One of the cases to be ruled upon today is that of Government supporter Campton Reid, who is challenging the validity of Persaud’s vote, stating that he had falsely declared that he was a Guyanese citizen. Opposition Leader Bharrat Jagdeo, through Attorney Anil Nandlall, obtained approval to become a party to the proceedings. Jagdeo had pointed to political issues that could have far-reaching implications for national democracy, peace, order, and good governance in Guyana. As such, he believes that filing a legal action will help to diminish the possibility of this ever occurring.
The other case filed on behalf of Government by Attorney General (AG) Basil Williams seeks to have the court put on hold the enforcement of the no-confidence resolution, which came into effect on December 21, 2018. Williams, who is seeking relief under the Constitution, wants the court to rule on whether the Speaker’s decision on the December 21, 2018 motion was indeed carried by a majority of all elected members and whether or not the 33 to 32 breakdown means it was validly passed.
On Wednesday, AG Williams presented further submissions before Chief Justice (ag) George.
In his petition that was filed separately from the dual citizenship challenge, Williams argued that the current total of elected members of the National Assembly was 65 and the majority of members legally prescribed by Article 106 (6) of the Constitution is tantamount to an absolute majority that legally requires a vote of 34 or more. This contention has been Government’s position ever since Attorney Nigel Hughes, husband of Government Telecommunications Minister Cathy Hughes, raised the argument.
The Opposition disagrees with this position and believes that the Government is attempting to buy time in office.
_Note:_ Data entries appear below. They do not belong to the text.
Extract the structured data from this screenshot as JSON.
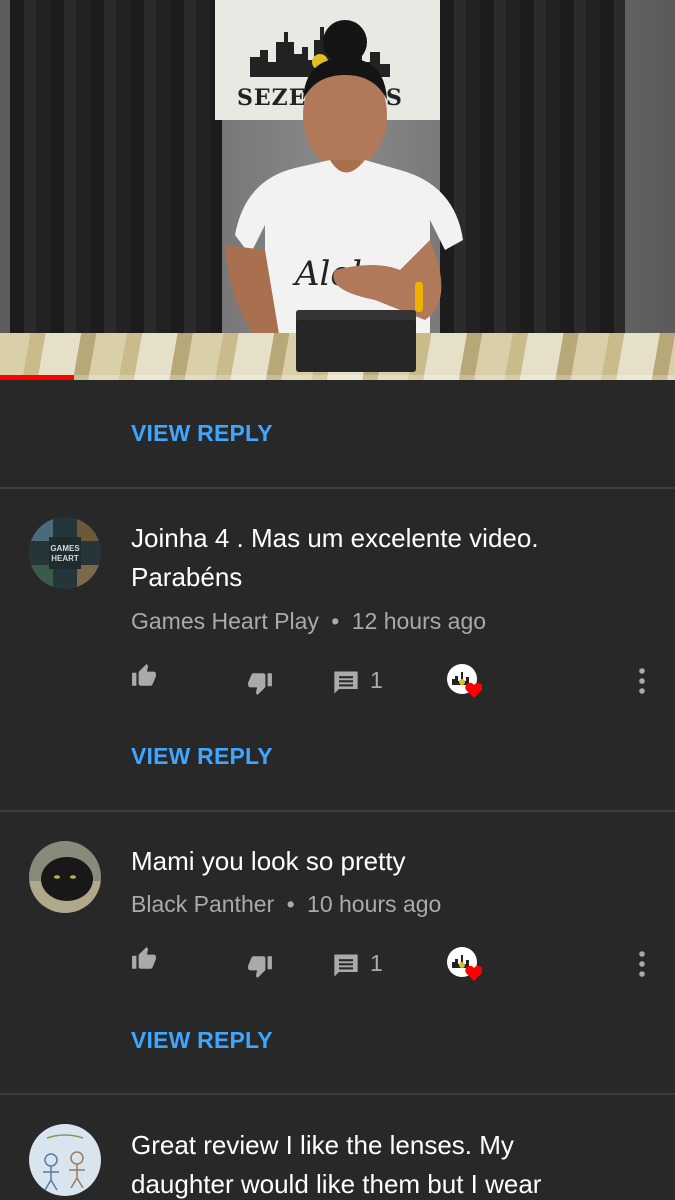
{
  "colors": {
    "background": "#282828",
    "link": "#3ea6ff",
    "secondary_text": "#aaaaaa",
    "progress": "#ff0000",
    "heart": "#ff0000"
  },
  "video": {
    "banner_text_left": "SEZEN",
    "banner_text_right": "S",
    "progress_fraction": 0.11
  },
  "top_reply": {
    "label": "VIEW REPLY"
  },
  "comments": [
    {
      "text_line1": "Joinha 4 . Mas um excelente video.",
      "text_line2": "Parabéns",
      "author": "Games Heart Play",
      "separator": "•",
      "time": "12 hours ago",
      "reply_count": "1",
      "view_reply": "VIEW REPLY",
      "avatar_text": "GAMES HEART",
      "icons": [
        "like-icon",
        "dislike-icon",
        "reply-icon",
        "creator-heart-icon",
        "more-options-icon"
      ]
    },
    {
      "text_line1": "Mami you look so pretty",
      "author": "Black Panther",
      "separator": "•",
      "time": "10 hours ago",
      "reply_count": "1",
      "view_reply": "VIEW REPLY",
      "icons": [
        "like-icon",
        "dislike-icon",
        "reply-icon",
        "creator-heart-icon",
        "more-options-icon"
      ]
    },
    {
      "text_line1": "Great review I like the lenses. My",
      "text_line2": "daughter would like them but I wear"
    }
  ]
}
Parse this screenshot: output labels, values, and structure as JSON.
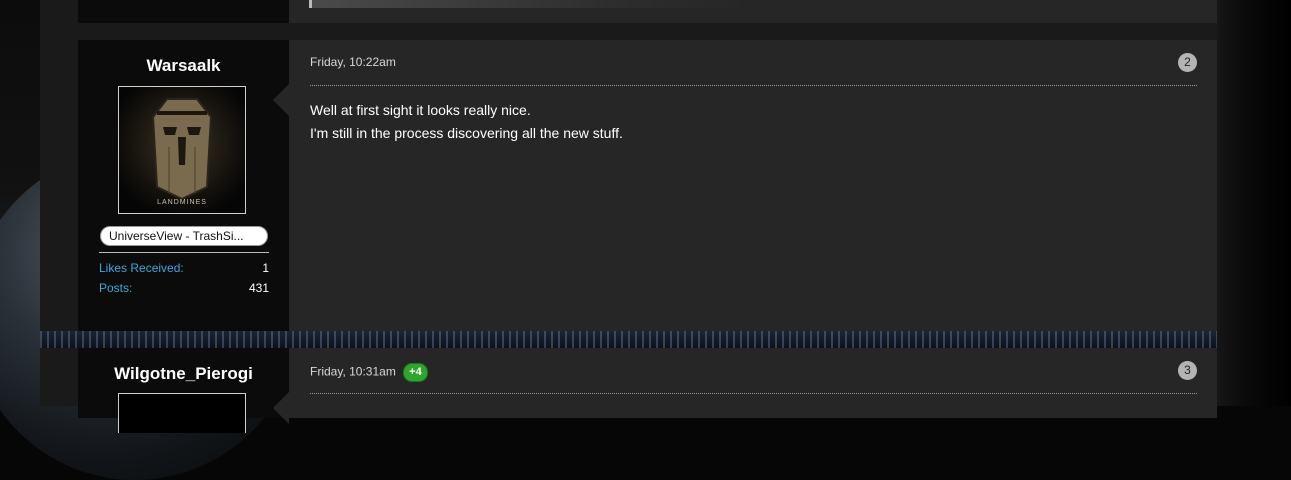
{
  "posts": [
    {
      "username": "Warsaalk",
      "usertitle": "UniverseView - TrashSi...",
      "stats": [
        {
          "label": "Likes Received",
          "value": "1"
        },
        {
          "label": "Posts",
          "value": "431"
        }
      ],
      "date": "Friday, 10:22am",
      "post_number": "2",
      "body": [
        "Well at first sight it looks really nice.",
        "I'm still in the process discovering all the new stuff."
      ],
      "avatar_caption": "LANDMINES"
    },
    {
      "username": "Wilgotne_Pierogi",
      "date": "Friday, 10:31am",
      "likes_badge": "+4",
      "post_number": "3"
    }
  ],
  "colors": {
    "username": "#ffffff",
    "stat_label": "#3fa7dc",
    "like_badge": "#2ea52e",
    "message_bg": "#262626",
    "userinfo_bg": "#0b0b0b"
  }
}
Under the Constitution, on the passage of a no-confidence motion, elections must be called within three months. If additional time is needed, then there must be agreement of two-thirds of the National Assembly.
Acting Chief Justice George will also rule on Attorney and Chartered Accountant Christopher Ram’s case to have the High Court validate the no-confidence resolution and have Government comply with constitutional provisions to demit office and call elections no later than March of this year. Ram has also argued that Cabinet’s failure to resign with all convenient speed and to fix an elections date could lead to uncertainty and constitutional crisis.
Ram had provided a certified copy of the no-confidence resolution as provided by Clerk of the National Assembly, Sherlock Isaacs as part of his evidence to support his case.
On Monday, the Opposition Leader reiterated that with each day that passes without President David Granger announcing a date for General and Regional Elections, Guyana slipped closer to a constitutional crisis.
Jagdeo on Monday hosted meetings at his Church Street, Georgetown office with foreign diplomats to apprise them of the political situation in Guyana following the no-confidence resolution and to voice the parliamentary Opposition’s concerns.
“They’re (Government) behaving as if nothing happened and we’re in a normal situation, when we’re heading to a constitutional crisis. So, I pointed out clearly about that rapid pathway to a constitutional crisis and what will take place once the country gets into that situation, how we will act. And you are aware in the public domain what the approach will be on our side.”